Top Stories

Maliseets unveil new youth, cultural center

HOULTON, Maine — The youth of the Houlton Band of Maliseet Indians now have a new center from which to learn their tribes’ history, language and traditions following Monday’s unveiling of the Maliseet Youth and Cultural Center.

Funding for the new center located at 568 Foxcroft Road was made possible by a $600,000 grant from the federal Indian Community Development Block Grant Program, as well as $205,000 in tribal matching funds.

“It has really taken a team effort and I am so excited for our youth to be able to enjoy this (new building),” Tribal Chief Clarissa Sabattis said during Monday’s open house. “Having a place for them to gather is so important. This building will not only be a place where they will develop the necessary tools to advocate for themselves, it will also be for the community. I truly feel we will be building the next generation of leaders.”

The building’s purpose is to provide the Maliseet youth with a place for after school activities such as homework assistance, prevention education, cultural activities such as regalia making, language classes, native dance, drumming, sacred fire, and basket making.

Mark Butterfield, administrator for the U.S. Department of Housing and Urban Development, speaks Monday evening at the open house ceremony for the new Houlton Band of Maliseet Indians’ Youth and Cultural Center. (Joseph Cyr)

“The ICDBG is a vital program for tribes to build facilities that they would not be able to do otherwise,” said Mark Butterfield, administrator for the U.S. Department of Housing and Urban Development. “The grants are very competitive and for Maine tribes these have been lifesavers. We want to help you build your community and a center like this is designed precisely to do this.”

The process for creating a new youth/cultural center started back in 2013 when the tribe bought an abutting piece of property from Peter Folsom. In 2015, the tribe was awarded a grant from the U.S. Department of Housing and Urban Development’s, Indian Community Development Block Grant Program in the amount of $600,000 for the purpose of renovating and expanding the existing facility for a Maliseet Youth and Cultural Center.

“The total tribal match for this grant equaling $205,000, included a matching grant from USDA Rural Development for $50,000 for equipment which purchased a fire suppression hood, kitchen appliances and furnishings,” said Rosa McNally, grant writer and project leader. “The tribe provided the value of the land, fencing, a security system, demolition to the interior original facility, a portion of the Tribal Project Manager’s time, a Tribal Tax (TERO) and vans for transporting youth.
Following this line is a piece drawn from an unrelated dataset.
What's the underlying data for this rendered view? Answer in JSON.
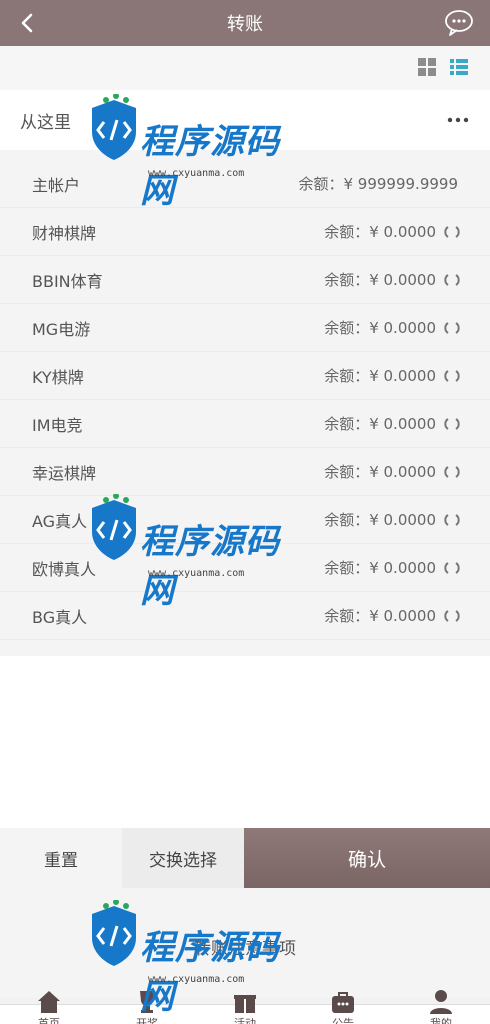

The Houlton Water Company provided free oversight for the extension of the water line, and Design Group Collaborative (the A/E Firm who won the contract for services)  donated a portion of their time to the project.”

These custom made shutters depicting fiddleheads adorn the Houlton Band of Maliseet Indians new Maliseet Youth and Cultural Center. (Joseph Cyr)

McNally said the project had a direct economic impact on the Houlton community of over $500,000 as the work was all done by local contractors. Building’s Etc. served as the lead contractor, while J. McLaughlin, J.M. McPartland and Sons, Swallow Electric and Dwayne’s Painting, all of Houlton served as subcontractors.

The building was originally 1,360 square feet and was in dire need of repairs. The structure was taken down to the studs and rebuilt, complete with a new section that added another 500 square feet to the building.

In addition, the state’s Juvenile Justice Advisory Group in 2017 awarded the tribe $15.000 in substance abuse and prevention funds to provide prevention education and cooking classes.

Title VI Program’s Project Director and Maliseet Tribal Liaison, Chalene Crandall, coordinated with RSU 29, the Maliseet Youth Program and the Maliseet Boys and Girls Club to use the local school cafeteria for classes while waiting for the center’s construction to be completed.

Members of the local police department also have attended classes and provided prevention education to the students and interacted with them one on one.

“This has been one of the more successful construction projects I’ve managed in my 10 years here,” McNally said. “Having a local contractor (and subcontractors) with premiere skills and pride in the community for which they reside makes a big difference. They understand their name is attached to the project and they want to see the community grow; it’s more than merely winning a contract.”

Get the Rest of the Story

Thank you for reading your 4 free articles this month. To continue reading, and support local, rural journalism, please subscribe.